Where in the records does the word "this" appear? Copy each line that holds it.

Top of Entries provided

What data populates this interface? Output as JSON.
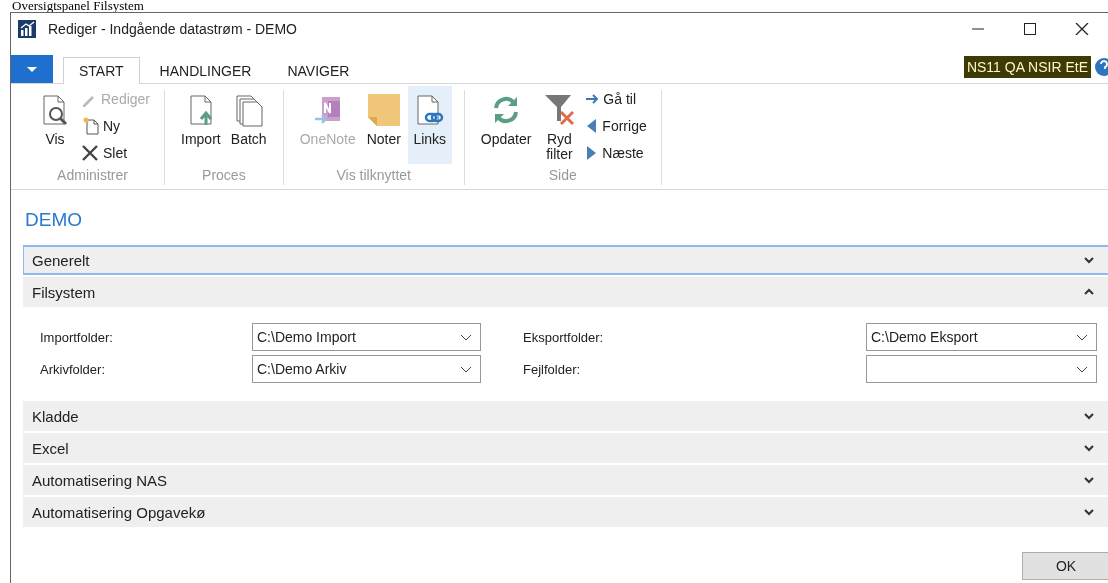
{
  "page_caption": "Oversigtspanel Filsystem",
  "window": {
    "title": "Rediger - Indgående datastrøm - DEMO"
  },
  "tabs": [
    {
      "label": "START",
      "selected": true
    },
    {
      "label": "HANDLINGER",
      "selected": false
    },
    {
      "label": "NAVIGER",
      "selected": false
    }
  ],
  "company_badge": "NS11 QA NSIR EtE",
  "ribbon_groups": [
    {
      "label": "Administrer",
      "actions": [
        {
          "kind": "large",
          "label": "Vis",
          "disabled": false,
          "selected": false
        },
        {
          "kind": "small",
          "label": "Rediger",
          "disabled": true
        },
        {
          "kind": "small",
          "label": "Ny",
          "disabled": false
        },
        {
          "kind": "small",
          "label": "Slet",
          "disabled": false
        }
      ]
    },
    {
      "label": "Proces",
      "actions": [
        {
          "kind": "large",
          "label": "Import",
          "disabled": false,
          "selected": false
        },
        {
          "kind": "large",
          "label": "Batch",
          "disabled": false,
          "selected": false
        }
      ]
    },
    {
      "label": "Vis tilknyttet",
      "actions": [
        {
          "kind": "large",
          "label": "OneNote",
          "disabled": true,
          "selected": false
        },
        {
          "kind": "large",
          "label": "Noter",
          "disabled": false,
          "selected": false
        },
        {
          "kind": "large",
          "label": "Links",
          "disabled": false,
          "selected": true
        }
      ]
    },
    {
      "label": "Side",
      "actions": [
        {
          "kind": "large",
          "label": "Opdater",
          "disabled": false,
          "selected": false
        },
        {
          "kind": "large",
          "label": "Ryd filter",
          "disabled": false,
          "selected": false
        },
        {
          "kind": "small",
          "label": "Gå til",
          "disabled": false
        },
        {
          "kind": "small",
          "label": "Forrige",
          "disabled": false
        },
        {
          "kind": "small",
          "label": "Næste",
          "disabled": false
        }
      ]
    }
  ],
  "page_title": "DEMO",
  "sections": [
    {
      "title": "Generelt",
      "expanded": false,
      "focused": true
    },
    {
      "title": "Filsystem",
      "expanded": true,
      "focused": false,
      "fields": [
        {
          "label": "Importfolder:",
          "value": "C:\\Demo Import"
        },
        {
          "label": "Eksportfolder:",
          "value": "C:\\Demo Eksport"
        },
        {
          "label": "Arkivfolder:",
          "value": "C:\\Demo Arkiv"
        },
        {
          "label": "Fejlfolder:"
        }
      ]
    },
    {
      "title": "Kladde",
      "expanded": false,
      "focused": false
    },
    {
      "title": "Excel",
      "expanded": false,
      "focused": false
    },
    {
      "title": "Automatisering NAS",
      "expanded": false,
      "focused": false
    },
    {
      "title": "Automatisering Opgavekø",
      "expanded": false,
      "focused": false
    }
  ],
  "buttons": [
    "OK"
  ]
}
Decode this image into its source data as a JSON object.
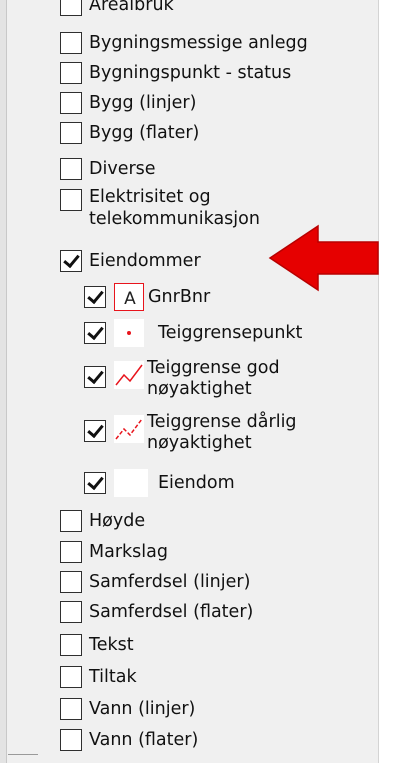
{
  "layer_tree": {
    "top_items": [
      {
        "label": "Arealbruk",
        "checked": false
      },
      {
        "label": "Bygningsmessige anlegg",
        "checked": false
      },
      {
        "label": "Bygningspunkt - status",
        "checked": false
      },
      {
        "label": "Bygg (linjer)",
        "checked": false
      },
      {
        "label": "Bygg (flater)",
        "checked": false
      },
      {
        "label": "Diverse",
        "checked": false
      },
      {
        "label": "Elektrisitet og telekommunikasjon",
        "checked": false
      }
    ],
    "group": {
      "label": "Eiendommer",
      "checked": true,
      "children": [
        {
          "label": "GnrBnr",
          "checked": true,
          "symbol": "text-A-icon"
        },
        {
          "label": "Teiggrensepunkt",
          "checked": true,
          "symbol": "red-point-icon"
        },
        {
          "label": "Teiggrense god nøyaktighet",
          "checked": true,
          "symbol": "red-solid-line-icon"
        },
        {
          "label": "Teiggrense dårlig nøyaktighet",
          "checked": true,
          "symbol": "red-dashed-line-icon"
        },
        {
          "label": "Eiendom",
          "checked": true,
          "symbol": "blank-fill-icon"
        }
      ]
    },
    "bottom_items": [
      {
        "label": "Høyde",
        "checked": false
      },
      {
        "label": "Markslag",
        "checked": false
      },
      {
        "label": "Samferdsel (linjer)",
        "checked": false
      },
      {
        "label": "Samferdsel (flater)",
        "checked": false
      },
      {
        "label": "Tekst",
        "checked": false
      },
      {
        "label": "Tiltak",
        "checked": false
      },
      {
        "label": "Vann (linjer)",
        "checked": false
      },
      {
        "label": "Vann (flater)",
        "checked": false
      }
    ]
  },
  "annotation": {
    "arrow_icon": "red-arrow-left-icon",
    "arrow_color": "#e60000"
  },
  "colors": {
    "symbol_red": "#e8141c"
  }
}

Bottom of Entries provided

» **Reply**:
What data populates this interface? Output as JSON.
Decode this image into its source data as a JSON object.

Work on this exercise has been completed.